Dataset rows for apps and sites
----
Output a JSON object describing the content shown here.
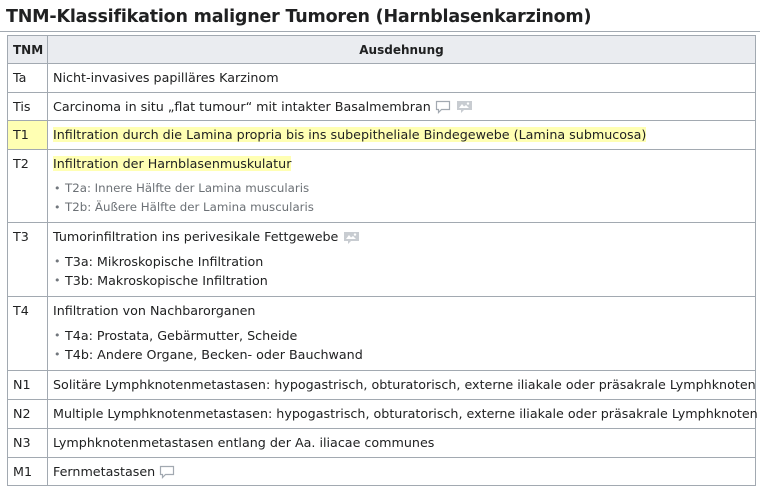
{
  "title": "TNM-Klassifikation maligner Tumoren (Harnblasenkarzinom)",
  "headers": {
    "tnm": "TNM",
    "extent": "Ausdehnung"
  },
  "rows": [
    {
      "code": "Ta",
      "text": "Nicht-invasives papilläres Karzinom"
    },
    {
      "code": "Tis",
      "text": "Carcinoma in situ „flat tumour“ mit intakter Basalmembran"
    },
    {
      "code": "T1",
      "text_hl": "Infiltration durch die Lamina propria",
      "text_rest": " bis ins subepitheliale Bindegewebe (Lamina submucosa)"
    },
    {
      "code": "T2",
      "text": "Infiltration der Harnblasenmuskulatur",
      "sub": [
        "T2a: Innere Hälfte der Lamina muscularis",
        "T2b: Äußere Hälfte der Lamina muscularis"
      ]
    },
    {
      "code": "T3",
      "text": "Tumorinfiltration ins perivesikale Fettgewebe",
      "sub": [
        "T3a: Mikroskopische Infiltration",
        "T3b: Makroskopische Infiltration"
      ]
    },
    {
      "code": "T4",
      "text": "Infiltration von Nachbarorganen",
      "sub": [
        "T4a: Prostata, Gebärmutter, Scheide",
        "T4b: Andere Organe, Becken- oder Bauchwand"
      ]
    },
    {
      "code": "N1",
      "text": "Solitäre Lymphknotenmetastasen: hypogastrisch, obturatorisch, externe iliakale oder präsakrale Lymphknoten"
    },
    {
      "code": "N2",
      "text": "Multiple Lymphknotenmetastasen: hypogastrisch, obturatorisch, externe iliakale oder präsakrale Lymphknoten"
    },
    {
      "code": "N3",
      "text": "Lymphknotenmetastasen entlang der Aa. iliacae communes"
    },
    {
      "code": "M1",
      "text": "Fernmetastasen"
    }
  ],
  "icons": {
    "comment": "comment-bubble-icon",
    "image": "image-placeholder-icon"
  },
  "colors": {
    "highlight": "#ffffb3",
    "header_bg": "#eaecf0",
    "border": "#a2a9b1"
  }
}
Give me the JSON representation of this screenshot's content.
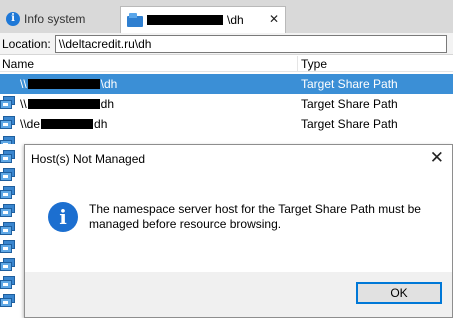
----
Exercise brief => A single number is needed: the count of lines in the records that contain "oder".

Output of the task => 3